◆ **TASK TO CARRY OUT**
Say how many lines in the data hold "passaggio". Nothing else belongs in the answer.

···

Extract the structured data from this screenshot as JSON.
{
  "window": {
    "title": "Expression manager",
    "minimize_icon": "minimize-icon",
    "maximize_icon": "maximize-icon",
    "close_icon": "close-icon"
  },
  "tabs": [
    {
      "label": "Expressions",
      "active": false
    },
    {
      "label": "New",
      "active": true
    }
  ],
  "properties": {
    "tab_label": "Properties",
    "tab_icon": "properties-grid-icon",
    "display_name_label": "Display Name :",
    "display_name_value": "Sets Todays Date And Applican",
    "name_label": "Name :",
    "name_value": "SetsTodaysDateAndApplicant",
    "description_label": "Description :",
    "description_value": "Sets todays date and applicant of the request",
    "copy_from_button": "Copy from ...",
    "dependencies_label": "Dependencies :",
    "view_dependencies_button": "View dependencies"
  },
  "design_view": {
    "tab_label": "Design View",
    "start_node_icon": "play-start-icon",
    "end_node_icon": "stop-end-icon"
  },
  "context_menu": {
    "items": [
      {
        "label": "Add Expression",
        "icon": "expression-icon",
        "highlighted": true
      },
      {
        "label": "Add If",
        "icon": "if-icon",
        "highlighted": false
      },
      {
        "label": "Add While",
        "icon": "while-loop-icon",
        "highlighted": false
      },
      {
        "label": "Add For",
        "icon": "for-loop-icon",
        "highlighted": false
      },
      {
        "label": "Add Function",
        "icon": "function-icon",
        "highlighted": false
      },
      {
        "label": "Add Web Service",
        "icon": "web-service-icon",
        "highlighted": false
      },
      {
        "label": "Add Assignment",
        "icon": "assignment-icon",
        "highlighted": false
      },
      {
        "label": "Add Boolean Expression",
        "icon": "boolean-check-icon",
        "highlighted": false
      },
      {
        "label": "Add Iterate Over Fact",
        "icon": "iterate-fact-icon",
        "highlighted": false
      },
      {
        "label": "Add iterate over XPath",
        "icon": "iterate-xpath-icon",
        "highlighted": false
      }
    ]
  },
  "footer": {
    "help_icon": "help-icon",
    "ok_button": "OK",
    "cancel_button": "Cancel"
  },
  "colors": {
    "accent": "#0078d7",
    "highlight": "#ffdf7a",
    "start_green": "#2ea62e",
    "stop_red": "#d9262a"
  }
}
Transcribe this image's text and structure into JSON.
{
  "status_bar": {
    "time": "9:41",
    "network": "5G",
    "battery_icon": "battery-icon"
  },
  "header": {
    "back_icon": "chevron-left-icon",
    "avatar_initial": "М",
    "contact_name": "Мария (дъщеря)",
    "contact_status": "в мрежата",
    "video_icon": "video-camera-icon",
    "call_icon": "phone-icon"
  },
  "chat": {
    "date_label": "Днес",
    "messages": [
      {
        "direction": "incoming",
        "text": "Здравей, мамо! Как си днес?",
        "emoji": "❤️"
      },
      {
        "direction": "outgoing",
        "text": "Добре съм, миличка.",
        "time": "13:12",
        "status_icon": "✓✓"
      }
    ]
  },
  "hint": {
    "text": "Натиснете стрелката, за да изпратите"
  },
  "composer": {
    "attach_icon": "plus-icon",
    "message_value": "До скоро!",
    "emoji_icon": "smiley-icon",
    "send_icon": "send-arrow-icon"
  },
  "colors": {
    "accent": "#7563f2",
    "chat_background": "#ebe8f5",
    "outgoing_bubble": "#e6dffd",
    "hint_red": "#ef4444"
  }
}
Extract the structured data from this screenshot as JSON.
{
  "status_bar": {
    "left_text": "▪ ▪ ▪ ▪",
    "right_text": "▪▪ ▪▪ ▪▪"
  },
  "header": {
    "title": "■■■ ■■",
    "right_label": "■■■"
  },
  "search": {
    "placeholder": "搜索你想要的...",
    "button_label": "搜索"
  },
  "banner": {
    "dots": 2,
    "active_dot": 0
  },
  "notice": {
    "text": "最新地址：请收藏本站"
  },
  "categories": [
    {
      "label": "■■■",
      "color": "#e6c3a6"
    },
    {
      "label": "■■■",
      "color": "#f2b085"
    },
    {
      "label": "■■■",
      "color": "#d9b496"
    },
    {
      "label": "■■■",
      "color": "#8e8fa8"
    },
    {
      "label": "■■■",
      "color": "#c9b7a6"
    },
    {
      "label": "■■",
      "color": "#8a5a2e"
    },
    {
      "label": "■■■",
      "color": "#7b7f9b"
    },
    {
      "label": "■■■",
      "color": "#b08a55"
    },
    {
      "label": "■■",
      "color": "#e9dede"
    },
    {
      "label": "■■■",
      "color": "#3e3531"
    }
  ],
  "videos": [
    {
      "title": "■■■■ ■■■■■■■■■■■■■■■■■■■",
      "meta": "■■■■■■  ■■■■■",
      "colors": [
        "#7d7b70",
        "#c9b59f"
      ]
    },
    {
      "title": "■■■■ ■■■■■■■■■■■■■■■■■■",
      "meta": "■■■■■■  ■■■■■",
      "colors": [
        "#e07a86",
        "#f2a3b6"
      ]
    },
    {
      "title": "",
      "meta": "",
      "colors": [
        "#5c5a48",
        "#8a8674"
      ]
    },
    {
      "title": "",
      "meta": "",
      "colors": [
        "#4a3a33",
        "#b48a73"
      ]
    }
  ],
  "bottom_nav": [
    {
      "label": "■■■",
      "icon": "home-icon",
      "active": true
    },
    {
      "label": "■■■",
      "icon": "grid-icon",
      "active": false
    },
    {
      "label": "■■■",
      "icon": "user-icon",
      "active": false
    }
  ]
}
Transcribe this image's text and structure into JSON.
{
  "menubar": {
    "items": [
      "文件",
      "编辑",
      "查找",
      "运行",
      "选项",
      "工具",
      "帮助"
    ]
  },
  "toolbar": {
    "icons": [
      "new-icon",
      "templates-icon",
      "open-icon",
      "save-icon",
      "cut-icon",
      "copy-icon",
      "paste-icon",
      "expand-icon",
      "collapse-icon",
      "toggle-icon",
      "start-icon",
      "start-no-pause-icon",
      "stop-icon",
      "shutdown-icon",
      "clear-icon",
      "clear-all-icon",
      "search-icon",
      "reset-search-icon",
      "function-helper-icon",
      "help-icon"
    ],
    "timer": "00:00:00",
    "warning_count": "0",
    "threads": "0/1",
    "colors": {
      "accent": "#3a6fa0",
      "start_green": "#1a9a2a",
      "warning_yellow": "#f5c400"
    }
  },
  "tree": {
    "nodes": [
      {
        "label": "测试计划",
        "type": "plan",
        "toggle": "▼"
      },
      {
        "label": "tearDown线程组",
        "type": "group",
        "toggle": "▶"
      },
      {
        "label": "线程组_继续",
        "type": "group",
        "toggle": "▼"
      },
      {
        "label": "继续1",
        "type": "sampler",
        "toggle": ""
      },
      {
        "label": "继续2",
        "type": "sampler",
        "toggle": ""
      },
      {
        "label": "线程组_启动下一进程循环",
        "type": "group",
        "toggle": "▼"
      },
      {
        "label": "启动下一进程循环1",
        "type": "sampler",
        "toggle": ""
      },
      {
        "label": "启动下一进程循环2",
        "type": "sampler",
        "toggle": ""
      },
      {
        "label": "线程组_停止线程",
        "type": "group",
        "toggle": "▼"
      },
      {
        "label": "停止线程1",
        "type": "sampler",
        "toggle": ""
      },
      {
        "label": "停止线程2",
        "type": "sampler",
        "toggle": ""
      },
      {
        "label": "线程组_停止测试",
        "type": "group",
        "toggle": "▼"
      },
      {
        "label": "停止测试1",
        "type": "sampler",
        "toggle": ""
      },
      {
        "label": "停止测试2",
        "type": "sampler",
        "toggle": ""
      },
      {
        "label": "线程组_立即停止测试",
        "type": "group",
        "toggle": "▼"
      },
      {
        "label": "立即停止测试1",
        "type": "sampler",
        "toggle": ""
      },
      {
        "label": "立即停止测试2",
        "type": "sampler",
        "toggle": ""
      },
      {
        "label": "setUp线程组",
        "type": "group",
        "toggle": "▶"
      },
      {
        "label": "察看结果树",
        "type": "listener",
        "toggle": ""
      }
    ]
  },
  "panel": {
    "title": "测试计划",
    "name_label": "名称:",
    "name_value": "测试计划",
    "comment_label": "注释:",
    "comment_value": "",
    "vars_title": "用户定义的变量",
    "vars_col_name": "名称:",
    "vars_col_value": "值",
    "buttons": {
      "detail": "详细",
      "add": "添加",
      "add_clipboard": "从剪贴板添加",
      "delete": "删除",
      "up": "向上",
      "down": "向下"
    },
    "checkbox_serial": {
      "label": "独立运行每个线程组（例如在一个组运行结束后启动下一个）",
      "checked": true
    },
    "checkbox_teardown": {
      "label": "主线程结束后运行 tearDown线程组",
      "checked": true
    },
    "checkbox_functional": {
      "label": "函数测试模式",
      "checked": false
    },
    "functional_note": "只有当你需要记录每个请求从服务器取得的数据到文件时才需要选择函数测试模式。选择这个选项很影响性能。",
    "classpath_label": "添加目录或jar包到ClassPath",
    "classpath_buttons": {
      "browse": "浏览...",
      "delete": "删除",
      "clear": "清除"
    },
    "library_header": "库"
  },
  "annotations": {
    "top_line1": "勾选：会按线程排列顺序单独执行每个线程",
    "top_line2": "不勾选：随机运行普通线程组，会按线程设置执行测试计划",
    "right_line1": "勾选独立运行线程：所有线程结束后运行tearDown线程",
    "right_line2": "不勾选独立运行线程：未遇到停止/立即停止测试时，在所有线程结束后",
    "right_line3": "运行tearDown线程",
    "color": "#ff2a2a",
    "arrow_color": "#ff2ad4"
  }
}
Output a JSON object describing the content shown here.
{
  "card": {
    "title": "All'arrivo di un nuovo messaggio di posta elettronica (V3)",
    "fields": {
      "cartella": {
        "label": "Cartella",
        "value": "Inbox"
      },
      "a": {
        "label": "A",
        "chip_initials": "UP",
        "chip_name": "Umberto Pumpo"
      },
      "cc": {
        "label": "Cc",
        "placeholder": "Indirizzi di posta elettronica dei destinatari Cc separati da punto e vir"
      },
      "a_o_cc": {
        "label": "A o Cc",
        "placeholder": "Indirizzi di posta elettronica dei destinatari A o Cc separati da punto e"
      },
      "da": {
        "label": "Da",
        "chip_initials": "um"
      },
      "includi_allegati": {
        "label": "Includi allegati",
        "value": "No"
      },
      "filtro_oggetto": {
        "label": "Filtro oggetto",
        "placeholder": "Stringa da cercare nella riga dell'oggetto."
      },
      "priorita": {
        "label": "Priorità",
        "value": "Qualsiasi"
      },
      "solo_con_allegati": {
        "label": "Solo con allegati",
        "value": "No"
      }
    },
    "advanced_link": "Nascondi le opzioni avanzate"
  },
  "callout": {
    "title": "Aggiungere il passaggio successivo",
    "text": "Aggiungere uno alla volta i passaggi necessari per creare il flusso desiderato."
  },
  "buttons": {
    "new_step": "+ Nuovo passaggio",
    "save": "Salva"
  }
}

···

◆ **EXERCISE RESULT**
2